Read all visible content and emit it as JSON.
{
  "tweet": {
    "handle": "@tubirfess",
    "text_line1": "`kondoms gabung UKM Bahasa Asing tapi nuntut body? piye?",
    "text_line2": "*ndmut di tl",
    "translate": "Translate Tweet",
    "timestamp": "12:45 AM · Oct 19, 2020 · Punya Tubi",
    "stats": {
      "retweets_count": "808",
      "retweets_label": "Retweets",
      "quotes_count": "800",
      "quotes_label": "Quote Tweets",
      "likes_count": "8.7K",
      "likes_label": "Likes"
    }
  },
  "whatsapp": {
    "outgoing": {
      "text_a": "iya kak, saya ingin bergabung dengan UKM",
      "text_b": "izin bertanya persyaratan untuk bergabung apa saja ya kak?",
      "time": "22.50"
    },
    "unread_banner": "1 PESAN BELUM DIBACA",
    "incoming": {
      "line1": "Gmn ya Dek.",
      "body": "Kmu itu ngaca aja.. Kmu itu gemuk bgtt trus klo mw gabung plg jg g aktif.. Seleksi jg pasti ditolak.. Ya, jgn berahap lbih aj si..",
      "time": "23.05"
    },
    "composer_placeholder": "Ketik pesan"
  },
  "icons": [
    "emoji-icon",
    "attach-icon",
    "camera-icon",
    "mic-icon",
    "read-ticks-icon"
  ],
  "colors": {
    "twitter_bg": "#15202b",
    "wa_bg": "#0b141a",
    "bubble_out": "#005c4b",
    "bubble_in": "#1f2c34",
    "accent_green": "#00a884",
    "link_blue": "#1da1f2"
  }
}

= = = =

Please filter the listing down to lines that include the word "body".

    "text_line1": "`kondoms gabung UKM Bahasa Asing tapi nuntut body? piye?",
      "body": "Kmu itu ngaca aja.. Kmu itu gemuk bgtt trus klo mw gabung plg jg g aktif.. Seleksi jg pasti ditolak.. Ya, jgn berahap lbih aj si..",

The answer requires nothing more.